On this day in 1870, the Texas legislature approved the Kansas charter of the Missouri-Kansas-Texas Railroad, commonly known as the M-K-T or the Katy. The company had no charter to build in Texas, but was given the same rights as if it were incorporated in Texas. The Katy, the first railroad to enter Texas from the north, originated in 1865, when its earliest predecessor, the Union Pacific Railway Company, Southern Branch, was chartered by the State of Kansas. In 1870 the railway's name was changed to the Missouri, Kansas, and Texas Railway Company, a change which defined both the company's strategic intent and its service area. The newly named railroad was intended to funnel business from Missouri, Kansas, and the north and east to and through Texas. The Katy, touted in advertisements as the Gateway to Texas, breached the Texas frontier near the site of present Denison, where the first regular train arrived on Christmas Day, 1872. In 1880 the Katy was acquired by Jay Gould, who leased the railroad to his Missouri Pacific Railway Company, and by 1882 the Katy had 638 miles of track in Texas. In 1915 all of the Katy properties in and out of Texas went into receivership, and in 1923 the company was reorganized as the Missouri-Kansas-Texas Railroad Company of Texas. In 1989 Union Pacific and its subsidiary, the Missouri Pacific Railroad Company, bought the Katy, and the Missouri-Kansas-Texas was no more.
On this day in 1882, the commissioners of Pecos County officially appointed Roy Bean justice of the peace. He retained the post, with short interruptions, until he retired voluntarily in 1902. As he gained fame for being an eccentric and original interpreter of the law, the Kentucky native became known as the "Law West of the Pecos." For example, when a man carrying forty dollars and a pistol fell off a bridge, Bean fined the corpse forty dollars for carrying a concealed weapon. The forty dollars covered the man's funeral expenses. Bean died in his saloon on March 16, 1903, of lung and heart ailments and was buried in the Del Rio cemetery. His shrewdness, audacity, unscrupulousness, and humor, aided by his knack for self-dramatization, made him an enduring part of American folklore.

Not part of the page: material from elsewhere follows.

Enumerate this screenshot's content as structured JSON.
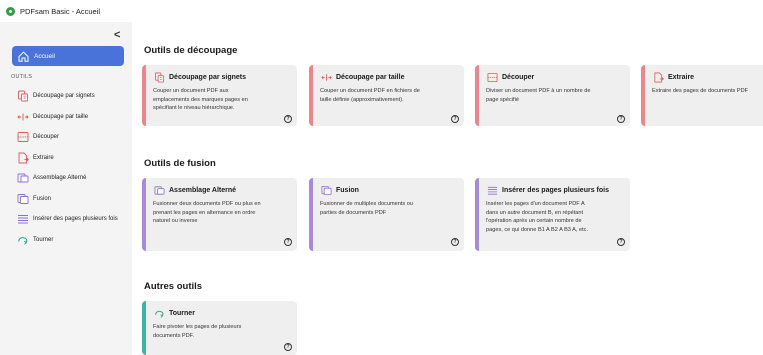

On this day in 1832, Texas settlers refused an order to surrender their arms to José de las Piedras, commander of the Mexican battalion at Nacogdoches. The ensuing battle of Nacogdoches is sometimes called the opening gun of the Texas Revolution. Piedras had issued his inflammatory order in the wake of the Anahuac Disturbances. The ayuntamiento of Nacogdoches resisted the order, organized a "National Militia," and sent messengers to outlying settlements requesting military aid. Those who responded elected James W. Bullock their commander. On the morning of August 2 Bullock demanded that Piedras rescind his order and declare for Antonio López de Santa Anna and against the Centralist Mexican government, but Piedras refused. Bullock's men entered the town that afternoon and eventually captured the Old Stone Fort and other key locations. That night Piedras evacuated his soldiers and headed for San Antonio. A detachment of mounted Texans, including James Bowie, caught them the next day; after a running fight along the Angelina River, Piedras's men turned against him and surrendered him to the Texans. In the battle of Nacogdoches, Piedras lost forty-seven men killed and forty or more wounded. Three Texans were killed (a fourth died later) and four were wounded.